Respondents cross-complained against Kilday. Kilday alone then demanded a jury trial. The jury was instructed to consider the action against Kilday only if Green were found liable to Transamerica, and that a verdict in favor of Green would be regarded as complete exoneration of Kilday. The jury returned a verdict in favor of respondents, after which appellant appealed. Respondents also appealed from the judgment entered in favor of Kilday and against General Insurance ‘for the sole purpose of keeping Kilday in the case in the event a court reversed the verdict in favor of Green and General.’

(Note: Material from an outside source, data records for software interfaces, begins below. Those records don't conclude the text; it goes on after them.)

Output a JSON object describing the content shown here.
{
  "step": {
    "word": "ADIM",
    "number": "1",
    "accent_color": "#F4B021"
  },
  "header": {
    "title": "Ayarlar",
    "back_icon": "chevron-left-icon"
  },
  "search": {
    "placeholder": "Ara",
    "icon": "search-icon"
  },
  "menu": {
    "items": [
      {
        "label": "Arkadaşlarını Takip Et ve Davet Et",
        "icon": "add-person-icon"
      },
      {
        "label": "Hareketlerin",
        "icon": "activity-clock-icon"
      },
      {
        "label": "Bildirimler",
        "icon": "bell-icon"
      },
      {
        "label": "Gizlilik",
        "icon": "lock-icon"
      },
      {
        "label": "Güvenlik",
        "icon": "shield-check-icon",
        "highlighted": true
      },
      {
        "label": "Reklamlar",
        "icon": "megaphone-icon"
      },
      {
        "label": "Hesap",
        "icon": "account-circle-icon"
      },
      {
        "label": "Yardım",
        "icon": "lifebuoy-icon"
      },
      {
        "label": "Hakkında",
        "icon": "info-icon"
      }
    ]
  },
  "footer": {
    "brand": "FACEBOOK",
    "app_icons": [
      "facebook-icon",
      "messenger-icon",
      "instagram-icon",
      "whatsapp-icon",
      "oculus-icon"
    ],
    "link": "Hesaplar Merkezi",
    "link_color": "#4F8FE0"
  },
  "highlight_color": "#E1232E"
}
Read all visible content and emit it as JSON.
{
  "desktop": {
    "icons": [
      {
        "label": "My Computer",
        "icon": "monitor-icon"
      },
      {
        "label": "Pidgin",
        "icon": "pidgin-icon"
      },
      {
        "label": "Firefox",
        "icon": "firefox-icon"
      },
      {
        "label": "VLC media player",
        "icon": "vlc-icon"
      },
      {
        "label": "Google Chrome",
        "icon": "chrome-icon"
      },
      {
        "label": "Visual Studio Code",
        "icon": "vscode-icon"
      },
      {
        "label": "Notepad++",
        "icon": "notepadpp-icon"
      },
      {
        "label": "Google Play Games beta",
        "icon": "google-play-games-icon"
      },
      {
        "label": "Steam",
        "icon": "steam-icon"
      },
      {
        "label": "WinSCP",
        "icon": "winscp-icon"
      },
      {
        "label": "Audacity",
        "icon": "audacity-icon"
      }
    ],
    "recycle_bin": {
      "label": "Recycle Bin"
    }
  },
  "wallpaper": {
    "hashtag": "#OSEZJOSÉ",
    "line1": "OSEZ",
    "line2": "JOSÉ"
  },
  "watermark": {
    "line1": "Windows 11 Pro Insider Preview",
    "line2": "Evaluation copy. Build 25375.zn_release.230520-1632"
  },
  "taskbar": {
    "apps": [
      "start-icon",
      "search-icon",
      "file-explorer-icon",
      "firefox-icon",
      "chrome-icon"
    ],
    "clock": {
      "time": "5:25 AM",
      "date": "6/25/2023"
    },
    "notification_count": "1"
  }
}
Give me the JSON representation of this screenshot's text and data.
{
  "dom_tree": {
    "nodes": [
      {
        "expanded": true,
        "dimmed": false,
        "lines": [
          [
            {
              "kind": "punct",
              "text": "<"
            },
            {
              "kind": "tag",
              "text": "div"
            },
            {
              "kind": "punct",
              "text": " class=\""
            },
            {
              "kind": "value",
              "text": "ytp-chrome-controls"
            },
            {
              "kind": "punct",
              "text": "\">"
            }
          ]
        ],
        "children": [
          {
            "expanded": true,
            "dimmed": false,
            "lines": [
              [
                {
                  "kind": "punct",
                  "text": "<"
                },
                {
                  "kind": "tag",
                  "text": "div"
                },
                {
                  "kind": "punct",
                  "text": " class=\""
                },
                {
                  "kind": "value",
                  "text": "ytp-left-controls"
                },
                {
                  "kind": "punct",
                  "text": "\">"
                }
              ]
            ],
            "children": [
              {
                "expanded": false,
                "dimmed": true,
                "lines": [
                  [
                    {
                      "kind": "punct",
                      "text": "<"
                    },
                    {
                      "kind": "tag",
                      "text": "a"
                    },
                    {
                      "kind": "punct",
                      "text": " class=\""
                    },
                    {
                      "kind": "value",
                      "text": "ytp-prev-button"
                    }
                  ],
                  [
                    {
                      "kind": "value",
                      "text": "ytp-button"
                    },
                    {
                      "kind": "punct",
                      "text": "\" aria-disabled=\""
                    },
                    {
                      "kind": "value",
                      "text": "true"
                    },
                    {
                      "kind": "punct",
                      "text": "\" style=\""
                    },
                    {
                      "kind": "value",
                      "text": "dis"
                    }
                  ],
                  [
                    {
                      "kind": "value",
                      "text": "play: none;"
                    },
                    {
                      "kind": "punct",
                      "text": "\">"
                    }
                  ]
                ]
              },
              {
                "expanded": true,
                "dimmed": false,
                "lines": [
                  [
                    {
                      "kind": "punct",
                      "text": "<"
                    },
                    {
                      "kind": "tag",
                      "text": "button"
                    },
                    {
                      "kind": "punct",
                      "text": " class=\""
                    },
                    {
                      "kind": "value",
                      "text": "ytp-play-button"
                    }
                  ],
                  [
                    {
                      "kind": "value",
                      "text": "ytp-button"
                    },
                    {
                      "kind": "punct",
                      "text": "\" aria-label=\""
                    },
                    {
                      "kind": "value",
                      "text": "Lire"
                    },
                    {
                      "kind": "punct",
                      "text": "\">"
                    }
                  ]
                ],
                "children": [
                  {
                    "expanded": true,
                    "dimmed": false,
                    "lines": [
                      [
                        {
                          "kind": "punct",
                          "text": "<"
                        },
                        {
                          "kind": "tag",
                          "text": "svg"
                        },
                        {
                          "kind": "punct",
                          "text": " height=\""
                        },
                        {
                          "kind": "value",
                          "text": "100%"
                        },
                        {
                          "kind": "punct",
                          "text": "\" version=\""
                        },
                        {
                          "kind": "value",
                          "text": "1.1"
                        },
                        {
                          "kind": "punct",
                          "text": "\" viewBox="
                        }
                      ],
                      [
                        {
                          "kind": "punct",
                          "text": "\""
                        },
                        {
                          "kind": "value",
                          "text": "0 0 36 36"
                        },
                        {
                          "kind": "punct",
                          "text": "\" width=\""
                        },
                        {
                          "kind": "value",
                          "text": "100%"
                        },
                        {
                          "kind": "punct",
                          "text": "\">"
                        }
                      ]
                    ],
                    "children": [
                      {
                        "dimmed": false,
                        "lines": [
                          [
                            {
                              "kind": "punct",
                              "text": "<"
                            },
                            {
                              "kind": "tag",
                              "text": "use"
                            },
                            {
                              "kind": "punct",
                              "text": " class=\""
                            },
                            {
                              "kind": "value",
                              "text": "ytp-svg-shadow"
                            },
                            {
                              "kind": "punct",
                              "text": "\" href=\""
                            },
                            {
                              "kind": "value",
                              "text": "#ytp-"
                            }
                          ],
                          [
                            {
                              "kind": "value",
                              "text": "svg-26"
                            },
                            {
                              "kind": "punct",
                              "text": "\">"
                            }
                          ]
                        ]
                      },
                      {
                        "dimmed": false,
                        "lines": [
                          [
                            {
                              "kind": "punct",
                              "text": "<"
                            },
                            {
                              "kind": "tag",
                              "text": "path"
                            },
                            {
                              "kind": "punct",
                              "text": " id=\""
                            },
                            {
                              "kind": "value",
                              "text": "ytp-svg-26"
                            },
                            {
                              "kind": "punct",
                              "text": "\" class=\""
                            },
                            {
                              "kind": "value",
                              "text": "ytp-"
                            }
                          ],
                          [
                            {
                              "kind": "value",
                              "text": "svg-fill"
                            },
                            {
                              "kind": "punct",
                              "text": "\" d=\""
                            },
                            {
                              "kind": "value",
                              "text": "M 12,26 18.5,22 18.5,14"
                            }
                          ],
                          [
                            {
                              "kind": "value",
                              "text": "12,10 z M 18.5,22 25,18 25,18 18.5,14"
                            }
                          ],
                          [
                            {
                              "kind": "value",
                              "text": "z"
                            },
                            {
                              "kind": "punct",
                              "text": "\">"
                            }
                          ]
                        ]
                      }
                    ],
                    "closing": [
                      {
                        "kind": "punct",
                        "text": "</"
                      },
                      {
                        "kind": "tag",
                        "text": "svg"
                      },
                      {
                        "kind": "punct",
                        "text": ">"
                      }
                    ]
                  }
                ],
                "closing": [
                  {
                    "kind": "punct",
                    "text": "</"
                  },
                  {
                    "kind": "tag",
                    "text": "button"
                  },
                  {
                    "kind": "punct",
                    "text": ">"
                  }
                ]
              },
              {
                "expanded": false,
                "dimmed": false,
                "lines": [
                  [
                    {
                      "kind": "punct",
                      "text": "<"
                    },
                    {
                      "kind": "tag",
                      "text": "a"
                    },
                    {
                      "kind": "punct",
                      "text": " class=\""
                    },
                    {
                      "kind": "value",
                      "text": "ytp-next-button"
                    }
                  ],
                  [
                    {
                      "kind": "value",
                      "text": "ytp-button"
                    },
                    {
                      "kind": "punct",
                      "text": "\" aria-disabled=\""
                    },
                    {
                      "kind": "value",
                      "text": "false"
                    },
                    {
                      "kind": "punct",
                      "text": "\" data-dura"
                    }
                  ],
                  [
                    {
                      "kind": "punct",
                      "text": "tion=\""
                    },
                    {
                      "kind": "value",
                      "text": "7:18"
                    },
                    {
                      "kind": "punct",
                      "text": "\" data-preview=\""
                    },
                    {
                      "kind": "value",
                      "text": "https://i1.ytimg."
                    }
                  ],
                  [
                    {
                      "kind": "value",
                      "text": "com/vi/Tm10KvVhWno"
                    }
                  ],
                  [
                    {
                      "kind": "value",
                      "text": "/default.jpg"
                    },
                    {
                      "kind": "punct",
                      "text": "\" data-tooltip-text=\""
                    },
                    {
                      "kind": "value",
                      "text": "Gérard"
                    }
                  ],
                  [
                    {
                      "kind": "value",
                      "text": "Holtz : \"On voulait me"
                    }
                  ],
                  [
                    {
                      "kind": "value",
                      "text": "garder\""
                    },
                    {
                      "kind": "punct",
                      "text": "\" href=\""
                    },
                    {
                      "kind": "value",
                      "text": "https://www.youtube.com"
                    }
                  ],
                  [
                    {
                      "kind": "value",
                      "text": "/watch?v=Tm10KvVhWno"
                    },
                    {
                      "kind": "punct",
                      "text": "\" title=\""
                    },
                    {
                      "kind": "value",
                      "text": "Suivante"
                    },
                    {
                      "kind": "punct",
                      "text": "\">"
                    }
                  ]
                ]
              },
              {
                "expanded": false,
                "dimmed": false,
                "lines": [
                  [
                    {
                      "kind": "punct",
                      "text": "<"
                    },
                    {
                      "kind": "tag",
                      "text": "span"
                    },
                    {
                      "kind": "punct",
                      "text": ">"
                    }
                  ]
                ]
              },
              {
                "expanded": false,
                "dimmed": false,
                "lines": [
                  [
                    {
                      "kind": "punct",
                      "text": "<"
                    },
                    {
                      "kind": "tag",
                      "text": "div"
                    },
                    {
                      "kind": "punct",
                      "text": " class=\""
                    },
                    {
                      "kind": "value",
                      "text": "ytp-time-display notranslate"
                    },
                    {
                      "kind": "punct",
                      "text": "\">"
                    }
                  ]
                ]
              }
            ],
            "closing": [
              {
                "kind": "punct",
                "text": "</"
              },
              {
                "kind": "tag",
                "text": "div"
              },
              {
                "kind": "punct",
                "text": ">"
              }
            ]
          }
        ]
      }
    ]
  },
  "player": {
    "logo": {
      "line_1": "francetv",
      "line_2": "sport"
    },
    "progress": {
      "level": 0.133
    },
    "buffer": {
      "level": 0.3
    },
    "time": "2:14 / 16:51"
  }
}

Costs are allowed to a defendant in superior court ‘upon a judgment in his favor.’ (Code Civ.Proc., s 1032; see also Code Civ.Proc., s 1032.5; 3 Witkin, Cal. Procedure, Judgment, s 24, p. 1903.) However, one unsuccessful defendant has been held not liable for costs incurred by a second defendant who was successful against the plaintiff, where the unsuccessful defendant neither brought the successful one into the case, nor was responsible for the plaintiff having named the successful defendant as a party (Davis v. Wilde (1961) 197 Cal.App.2d 855, 857, 17 Cal.Rptr. 925, cited with approval in Oakes v. McCarthy Co. (1968) 267 Cal.App.2d 231, 256, 73 Cal.Rptr. 127; Gibson v. Thrifty Drug Co. (1959) 173 Cal.App.2d 554, 556—557, 343 P.2d 610).
Similar reasoning should prevent appellant herein, an unsuccessful plaintiff against respondents in the trial court, from being liable for jury fee costs incurred by Kilday, a successful defendant receiving judgment against respondents in the trial court, where appellant did not name Kilday as a party. Judgment in favor of Kilday against Green and General Insurance appears to have been ordered Nunc pro tunc by the trial court, but as to them the cause has not been tried on the merits. The judgment in his favor is reversed, and the cross-complaint against him is ordered reinstated.
The judgment on the cross-complaint in favor of James S. Green and General Insurance Company of America is reversed and the court is directed to enter judgment for appellant in the sum of $11,156.21 plus interest, and reasonable attorney's fees, with costs. The order denying appellant's motion to strike jury fees claimed by respondents' cost bill against appellant is reversed, and the trial court is directed to grant the motion.
DAVID, Associate Justice pro tem.* FN* Retired Superior Court Judge, sitting under Assignment by the Chairman of the Judicial Council.
SHOEMAKER, P.J., and TAYLOR, J., concur.